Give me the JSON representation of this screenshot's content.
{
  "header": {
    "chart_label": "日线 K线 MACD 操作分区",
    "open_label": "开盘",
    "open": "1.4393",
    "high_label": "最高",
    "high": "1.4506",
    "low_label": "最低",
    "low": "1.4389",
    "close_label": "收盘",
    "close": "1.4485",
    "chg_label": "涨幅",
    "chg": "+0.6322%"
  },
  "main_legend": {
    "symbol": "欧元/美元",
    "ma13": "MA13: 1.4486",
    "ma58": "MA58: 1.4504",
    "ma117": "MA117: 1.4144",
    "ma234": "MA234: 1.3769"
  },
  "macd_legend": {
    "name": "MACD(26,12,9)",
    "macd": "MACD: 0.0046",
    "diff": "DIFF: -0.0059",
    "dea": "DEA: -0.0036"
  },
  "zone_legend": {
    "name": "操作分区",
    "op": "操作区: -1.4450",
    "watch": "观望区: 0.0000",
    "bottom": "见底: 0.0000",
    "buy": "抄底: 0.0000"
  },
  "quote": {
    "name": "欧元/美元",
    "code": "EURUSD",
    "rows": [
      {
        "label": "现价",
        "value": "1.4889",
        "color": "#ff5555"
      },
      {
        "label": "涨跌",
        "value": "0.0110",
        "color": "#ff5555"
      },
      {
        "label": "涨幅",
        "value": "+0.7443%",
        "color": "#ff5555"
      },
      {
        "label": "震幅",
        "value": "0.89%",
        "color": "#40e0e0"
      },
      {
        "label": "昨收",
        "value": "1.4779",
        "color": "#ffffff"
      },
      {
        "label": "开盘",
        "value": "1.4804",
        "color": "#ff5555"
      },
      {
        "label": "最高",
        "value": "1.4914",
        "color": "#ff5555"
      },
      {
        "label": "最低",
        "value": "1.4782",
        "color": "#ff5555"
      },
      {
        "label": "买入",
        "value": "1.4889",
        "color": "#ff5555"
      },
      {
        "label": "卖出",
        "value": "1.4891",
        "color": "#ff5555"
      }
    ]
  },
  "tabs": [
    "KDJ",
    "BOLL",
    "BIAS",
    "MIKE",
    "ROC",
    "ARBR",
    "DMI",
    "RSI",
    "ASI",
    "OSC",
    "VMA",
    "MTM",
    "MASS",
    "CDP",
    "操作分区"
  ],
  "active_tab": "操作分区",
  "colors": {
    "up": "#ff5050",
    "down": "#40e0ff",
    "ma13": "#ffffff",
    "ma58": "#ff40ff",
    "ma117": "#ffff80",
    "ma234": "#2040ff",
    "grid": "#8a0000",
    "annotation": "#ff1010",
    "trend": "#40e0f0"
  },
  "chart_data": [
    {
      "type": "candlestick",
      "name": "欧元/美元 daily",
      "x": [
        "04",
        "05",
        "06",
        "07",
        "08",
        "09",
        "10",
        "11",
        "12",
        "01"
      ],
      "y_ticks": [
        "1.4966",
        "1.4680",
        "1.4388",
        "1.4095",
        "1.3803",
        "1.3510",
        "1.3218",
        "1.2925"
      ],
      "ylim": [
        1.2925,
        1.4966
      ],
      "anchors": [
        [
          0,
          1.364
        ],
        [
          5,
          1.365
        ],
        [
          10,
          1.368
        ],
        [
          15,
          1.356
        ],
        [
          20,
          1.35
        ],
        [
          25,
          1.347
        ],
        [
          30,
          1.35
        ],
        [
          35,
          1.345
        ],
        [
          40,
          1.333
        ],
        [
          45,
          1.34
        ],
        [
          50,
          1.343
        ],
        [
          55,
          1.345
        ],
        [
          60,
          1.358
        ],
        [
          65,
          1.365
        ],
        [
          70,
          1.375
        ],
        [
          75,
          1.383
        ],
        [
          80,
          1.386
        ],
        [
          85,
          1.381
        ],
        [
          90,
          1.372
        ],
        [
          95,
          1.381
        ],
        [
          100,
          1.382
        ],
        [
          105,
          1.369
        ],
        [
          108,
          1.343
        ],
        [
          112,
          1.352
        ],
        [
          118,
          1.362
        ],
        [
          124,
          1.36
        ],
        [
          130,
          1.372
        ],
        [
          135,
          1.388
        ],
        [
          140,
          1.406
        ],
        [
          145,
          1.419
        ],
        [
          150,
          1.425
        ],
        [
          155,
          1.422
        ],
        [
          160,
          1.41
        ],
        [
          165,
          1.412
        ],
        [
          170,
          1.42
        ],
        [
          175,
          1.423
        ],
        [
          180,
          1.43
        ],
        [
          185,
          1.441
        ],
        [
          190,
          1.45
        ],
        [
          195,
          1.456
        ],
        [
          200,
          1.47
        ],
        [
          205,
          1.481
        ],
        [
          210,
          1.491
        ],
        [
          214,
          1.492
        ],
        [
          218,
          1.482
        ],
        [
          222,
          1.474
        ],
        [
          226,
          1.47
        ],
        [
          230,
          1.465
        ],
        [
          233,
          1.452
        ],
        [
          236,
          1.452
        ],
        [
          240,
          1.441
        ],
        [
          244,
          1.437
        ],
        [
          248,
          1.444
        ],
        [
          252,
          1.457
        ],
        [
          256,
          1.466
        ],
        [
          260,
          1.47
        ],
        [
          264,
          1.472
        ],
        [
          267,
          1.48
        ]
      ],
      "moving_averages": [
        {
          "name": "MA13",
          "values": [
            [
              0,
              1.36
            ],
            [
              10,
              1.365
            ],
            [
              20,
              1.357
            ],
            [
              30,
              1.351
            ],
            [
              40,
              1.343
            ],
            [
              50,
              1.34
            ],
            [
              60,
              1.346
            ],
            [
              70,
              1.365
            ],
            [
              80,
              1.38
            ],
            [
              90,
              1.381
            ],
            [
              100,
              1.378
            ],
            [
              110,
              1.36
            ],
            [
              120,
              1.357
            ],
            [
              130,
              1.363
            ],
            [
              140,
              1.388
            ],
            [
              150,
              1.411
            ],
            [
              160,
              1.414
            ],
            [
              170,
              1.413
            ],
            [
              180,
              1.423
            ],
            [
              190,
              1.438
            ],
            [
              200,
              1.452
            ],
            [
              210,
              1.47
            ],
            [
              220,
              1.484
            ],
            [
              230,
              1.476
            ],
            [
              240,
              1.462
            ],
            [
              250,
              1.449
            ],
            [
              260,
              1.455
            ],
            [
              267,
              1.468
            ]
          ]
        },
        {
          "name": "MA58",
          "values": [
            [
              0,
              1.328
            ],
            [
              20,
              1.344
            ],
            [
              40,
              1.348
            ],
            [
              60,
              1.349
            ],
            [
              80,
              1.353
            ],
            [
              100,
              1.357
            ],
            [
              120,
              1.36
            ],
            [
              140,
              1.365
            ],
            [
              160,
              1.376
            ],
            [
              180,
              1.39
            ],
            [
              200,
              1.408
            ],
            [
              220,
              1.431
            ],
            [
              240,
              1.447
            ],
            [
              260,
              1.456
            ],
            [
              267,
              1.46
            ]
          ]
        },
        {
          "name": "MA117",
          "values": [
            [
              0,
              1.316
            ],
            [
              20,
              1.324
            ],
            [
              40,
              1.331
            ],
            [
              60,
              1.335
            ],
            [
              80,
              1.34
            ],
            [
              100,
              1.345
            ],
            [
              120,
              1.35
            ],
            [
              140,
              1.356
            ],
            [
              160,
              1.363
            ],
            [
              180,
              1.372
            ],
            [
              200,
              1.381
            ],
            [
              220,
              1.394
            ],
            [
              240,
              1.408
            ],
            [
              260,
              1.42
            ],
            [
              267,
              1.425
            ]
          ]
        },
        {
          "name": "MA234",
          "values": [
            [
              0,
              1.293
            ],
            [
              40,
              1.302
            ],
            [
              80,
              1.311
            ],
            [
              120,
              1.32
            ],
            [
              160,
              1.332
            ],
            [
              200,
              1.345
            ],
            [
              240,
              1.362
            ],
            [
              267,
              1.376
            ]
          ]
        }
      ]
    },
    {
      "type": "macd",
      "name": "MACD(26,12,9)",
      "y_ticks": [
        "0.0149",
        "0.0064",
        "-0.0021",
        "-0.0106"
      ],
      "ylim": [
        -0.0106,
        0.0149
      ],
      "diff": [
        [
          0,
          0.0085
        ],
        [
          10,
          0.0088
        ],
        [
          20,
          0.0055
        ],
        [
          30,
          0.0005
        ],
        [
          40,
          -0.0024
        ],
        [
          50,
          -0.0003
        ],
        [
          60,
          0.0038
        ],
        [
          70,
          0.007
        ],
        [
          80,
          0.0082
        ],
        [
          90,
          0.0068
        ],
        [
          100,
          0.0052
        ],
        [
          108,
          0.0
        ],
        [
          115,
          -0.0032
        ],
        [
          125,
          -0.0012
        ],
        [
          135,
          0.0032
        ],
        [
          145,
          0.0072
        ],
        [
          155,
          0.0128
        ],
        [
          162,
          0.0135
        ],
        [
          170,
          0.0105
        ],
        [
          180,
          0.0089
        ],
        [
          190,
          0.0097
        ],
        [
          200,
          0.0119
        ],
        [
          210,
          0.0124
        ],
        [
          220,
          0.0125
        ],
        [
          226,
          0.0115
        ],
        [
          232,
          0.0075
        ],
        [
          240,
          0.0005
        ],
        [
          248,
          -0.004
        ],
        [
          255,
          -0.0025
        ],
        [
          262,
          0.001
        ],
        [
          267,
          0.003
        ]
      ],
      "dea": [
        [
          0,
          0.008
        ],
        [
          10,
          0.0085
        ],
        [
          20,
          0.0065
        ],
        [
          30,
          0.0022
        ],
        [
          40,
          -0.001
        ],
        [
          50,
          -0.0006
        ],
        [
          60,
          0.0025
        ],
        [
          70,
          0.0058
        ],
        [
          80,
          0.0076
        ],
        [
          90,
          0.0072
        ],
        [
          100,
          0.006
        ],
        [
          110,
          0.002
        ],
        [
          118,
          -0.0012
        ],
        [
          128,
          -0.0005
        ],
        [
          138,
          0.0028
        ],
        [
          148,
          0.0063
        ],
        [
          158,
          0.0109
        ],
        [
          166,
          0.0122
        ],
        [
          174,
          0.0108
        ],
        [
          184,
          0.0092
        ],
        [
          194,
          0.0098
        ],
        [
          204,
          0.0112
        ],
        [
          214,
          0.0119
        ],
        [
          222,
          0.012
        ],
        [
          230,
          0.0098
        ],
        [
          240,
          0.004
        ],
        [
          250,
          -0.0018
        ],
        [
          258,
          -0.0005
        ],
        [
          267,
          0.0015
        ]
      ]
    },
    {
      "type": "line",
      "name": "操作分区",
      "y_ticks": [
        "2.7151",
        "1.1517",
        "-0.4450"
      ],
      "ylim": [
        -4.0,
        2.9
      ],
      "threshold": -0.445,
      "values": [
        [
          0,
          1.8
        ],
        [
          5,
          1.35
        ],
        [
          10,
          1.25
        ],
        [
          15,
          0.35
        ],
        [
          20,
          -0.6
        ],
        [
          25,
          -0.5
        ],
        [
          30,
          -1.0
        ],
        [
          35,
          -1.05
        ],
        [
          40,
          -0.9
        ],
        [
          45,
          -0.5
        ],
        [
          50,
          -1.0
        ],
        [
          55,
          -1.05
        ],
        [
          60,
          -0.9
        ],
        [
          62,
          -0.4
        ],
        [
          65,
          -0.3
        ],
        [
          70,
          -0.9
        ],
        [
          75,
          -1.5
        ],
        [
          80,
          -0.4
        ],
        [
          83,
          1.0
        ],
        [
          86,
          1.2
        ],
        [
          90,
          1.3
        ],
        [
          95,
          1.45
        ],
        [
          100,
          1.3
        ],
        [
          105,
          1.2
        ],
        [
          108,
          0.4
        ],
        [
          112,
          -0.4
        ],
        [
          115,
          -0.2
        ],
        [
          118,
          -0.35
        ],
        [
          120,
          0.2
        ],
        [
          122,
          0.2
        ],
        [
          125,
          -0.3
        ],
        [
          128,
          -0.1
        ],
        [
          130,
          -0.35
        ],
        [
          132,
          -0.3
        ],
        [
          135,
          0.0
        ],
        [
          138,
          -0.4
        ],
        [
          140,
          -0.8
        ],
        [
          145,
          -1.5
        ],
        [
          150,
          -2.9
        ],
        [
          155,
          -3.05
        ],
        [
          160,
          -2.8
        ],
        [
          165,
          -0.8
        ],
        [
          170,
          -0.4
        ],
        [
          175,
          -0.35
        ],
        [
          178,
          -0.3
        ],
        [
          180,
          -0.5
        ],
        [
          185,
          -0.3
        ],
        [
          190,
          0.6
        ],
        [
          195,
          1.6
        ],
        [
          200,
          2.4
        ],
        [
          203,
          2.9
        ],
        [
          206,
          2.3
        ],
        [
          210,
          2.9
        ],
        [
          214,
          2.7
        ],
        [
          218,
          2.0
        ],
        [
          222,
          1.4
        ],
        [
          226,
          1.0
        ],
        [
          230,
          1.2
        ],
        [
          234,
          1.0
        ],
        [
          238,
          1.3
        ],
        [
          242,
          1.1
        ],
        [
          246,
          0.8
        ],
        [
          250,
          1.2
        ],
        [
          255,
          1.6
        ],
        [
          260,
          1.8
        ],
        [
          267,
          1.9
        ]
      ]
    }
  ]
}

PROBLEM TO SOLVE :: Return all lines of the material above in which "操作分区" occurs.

SOLUTION ::
    "chart_label": "日线 K线 MACD 操作分区",
    "name": "操作分区",
    "操作分区"
  "active_tab": "操作分区",
      "name": "操作分区",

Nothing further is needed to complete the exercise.